From: Persons with rheumatoid arthritis challenge the relevance of the health assessment questionnaire: a qualitative study of patient perception

Step Description Example from analysis in the present study
Familiarizing Reading the data multiple times and noting ideas Ideas:
• The instrument affects what is spontaneously seen as functional ability. Is this reflexivity or validity?
• Many items seems to be missing from HAQ
• HAQ complements other measurements
Coding Applying open codes to data relevant to the research question Coding:
• “I wish I could dress in what I wanted by myself. Just that is important. I would like to be able to shower myself, wash my hair, these kinds of practical things. Caring for myself, that would be most important” was coded as “wishing to dress, shower and wash hair by oneself”
Searching for themes Grouping codes into initial subthemes and themes Forming tentative subthemes (here with example of codes):
Function affects and is affected by the HAQ a
o cleaning and cutting meat
o wishing to dress, shower and wash hair by oneself
o difficulty biking, drinking coffee and wiping the stove
Missing items
o Questions missing can be discussed at the appointment
o HAQ is so narrow, I’m declared cured
Reviewing Checking if the themes represent their codes and all relevant data Merging subthemes and moving codes:
• The subtheme Function affects and is affected by the HAQ a was incorporated into Missing items because the data as a whole did not clearly support reflexivity of items
• The code “HAQ is so narrow, I’m declared cured” was moved back and forth between Static items and Missing items and ended up at Missing items
Defining Analysis for renaming themes and formulating an explicit definition Renaming:

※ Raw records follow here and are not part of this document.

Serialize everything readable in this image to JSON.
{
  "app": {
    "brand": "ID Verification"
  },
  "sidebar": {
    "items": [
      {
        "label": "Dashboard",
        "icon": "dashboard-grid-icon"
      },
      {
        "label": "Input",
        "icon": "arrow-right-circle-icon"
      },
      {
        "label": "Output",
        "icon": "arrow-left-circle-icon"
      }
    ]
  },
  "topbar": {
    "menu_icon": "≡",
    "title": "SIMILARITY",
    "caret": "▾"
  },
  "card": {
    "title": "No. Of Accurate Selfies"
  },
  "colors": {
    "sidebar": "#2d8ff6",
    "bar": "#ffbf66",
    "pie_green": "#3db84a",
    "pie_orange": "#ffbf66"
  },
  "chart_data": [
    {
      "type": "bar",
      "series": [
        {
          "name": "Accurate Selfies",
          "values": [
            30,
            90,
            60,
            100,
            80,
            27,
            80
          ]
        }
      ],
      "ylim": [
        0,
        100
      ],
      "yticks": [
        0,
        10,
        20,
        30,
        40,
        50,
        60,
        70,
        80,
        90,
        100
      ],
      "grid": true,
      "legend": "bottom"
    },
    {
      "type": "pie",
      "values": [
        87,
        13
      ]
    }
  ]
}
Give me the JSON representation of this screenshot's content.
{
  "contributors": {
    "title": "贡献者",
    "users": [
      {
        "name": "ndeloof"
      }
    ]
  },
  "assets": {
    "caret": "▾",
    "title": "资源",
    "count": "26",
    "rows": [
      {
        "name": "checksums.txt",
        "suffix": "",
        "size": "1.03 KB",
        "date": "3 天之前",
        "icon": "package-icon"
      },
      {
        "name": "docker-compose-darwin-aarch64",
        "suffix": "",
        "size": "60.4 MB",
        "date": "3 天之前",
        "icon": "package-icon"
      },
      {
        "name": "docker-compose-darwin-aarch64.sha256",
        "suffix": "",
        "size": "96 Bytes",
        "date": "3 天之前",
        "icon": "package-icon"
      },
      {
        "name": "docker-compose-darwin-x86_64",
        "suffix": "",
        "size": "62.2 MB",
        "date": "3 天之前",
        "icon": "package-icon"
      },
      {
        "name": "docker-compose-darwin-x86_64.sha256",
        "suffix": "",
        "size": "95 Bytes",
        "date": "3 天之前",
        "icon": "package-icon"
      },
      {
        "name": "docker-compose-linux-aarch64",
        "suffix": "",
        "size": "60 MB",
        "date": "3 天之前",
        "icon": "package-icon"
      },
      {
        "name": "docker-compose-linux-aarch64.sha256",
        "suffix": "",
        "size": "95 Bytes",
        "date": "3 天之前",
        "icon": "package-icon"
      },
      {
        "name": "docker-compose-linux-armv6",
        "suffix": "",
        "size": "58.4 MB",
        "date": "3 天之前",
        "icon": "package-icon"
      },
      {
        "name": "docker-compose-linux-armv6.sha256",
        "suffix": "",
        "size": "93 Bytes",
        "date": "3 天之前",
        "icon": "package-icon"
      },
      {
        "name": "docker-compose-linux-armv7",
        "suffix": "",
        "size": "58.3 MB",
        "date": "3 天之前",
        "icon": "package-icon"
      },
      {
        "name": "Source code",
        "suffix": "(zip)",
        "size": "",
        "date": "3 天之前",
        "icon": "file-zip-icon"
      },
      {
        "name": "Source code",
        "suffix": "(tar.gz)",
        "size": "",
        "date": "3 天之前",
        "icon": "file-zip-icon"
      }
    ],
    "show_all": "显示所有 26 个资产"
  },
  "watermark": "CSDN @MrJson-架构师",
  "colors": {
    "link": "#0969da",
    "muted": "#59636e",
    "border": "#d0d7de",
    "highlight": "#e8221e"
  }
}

• Subtheme Effect on behavior clarified as Effects on physician behavior
• A theme, A wish to change the HAQ, concerned only experiences of the individual items and not the participants’ wishes, so instead was renamed Problems with individual items
  1. Notes. Inductive analysis [20] in the present study, subthemes in italics. Some data demonstrate more than one theme (e.g., the code “HAQ is so narrow, I’m declared cured”)
  2. aThis theme concerned an early hypothesis that regular use of the HAQ would affect participants’ perceptions of function, i.e., drawing attention to abilities in HAQ would make respondents more attentive to the abilities even though they were not important prior to exposure to HAQ (reflexivity)